Frayn’s most renowned play, Copenhagen (1998), which imagines an encounter between atomic physicists Niels Bohr and Werner Heisenberg, follows in the tradition of great playwrights from Bertolt Brecht to Tom Stoppard, who have sought to interrogate the moral and ethical conundrums that surround science, in urgent and compelling ways. This piece will be staged in the Lyceum Theatre and stars Henry Goodman, who was last seen at Sheffield Theatres in Fiddler on the Roof (2006). This piece has the briefest run of the three (Wednesday 29th February to Saturday 10th March), so book early to avoid disappointment.

The Crucible and its Studio will house two of Frayn’s lesser known, but highly acclaimed works, Benefactors (1984) and Democracy (2003), enabling audiences to experience a wide scope of Frayn’s playwriting, which spans three decades of output. This is the first time any of these plays have been staged by Sheffield Theatres.

Democracy, a large cast, ensemble piece, will be on the Crucible’s main stage from Thursday 8th to Saturday 31st March, and is directed by Paul Miller, whose recent productions of True West and Hamlet will be remembered by Sheffield audiences.
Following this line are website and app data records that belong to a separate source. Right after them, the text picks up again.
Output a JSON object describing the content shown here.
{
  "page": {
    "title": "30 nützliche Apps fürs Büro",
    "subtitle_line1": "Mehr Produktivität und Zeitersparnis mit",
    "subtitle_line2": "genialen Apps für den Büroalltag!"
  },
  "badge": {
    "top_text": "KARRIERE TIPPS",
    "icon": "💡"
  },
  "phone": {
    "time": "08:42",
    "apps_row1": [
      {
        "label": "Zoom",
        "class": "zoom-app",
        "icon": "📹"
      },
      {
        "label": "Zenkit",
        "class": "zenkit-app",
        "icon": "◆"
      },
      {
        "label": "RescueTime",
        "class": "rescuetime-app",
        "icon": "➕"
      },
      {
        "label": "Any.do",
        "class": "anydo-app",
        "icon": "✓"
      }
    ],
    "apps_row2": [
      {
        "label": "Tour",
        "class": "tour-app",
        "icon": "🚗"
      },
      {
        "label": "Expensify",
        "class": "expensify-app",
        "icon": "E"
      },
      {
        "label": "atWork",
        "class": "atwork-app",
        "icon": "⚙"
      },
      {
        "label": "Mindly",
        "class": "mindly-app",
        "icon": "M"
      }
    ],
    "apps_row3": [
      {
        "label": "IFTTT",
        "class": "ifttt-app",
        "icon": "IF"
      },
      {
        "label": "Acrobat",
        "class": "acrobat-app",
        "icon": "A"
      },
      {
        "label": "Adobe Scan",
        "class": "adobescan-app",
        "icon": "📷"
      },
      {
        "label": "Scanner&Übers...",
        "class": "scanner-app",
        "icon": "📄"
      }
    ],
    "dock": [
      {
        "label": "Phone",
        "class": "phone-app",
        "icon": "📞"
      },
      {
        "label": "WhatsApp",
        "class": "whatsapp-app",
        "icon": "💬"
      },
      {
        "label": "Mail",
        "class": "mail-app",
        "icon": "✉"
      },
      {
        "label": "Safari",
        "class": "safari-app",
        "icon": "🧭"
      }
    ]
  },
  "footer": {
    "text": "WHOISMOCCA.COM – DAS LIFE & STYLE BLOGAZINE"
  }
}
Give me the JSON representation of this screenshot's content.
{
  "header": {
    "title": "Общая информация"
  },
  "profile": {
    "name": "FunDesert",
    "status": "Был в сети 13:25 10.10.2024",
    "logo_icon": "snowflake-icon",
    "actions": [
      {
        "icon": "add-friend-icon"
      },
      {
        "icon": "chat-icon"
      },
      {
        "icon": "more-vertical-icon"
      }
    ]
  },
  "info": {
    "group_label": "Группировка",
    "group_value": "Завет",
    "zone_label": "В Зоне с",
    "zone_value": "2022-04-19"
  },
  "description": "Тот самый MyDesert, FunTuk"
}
Part gripping, political thriller, part philosophical exploration into the ideals, contradictions and corruptions of post-war European politics, Democracy was much applauded when first staged by the National Theatre in 2003.

Benefactors, an intelligent, ironic comedy about the limitations of liberal idealism and high-rise buildings, will be in the more intimate Studio space from Thursday 1st to Saturday 24th March 2012.

Repeating one of the highlights of last year’s David Hare Season, as well as the three main productions, audiences will be able to attend free lunchtime play readings of a number of Frayn’s other plays, including his adaptation of Anton Chekhov’s Wild Honey (Friday 23rd March), and Frayn himself will be appearing ‘In Conversation’ (also on 23rd March).

Tickets for all the season’s events can be purchased by visiting or calling Sheffield Theatres’ Box Office (0114 249 6000) or their website (www.sheffieldtheatres.co.uk).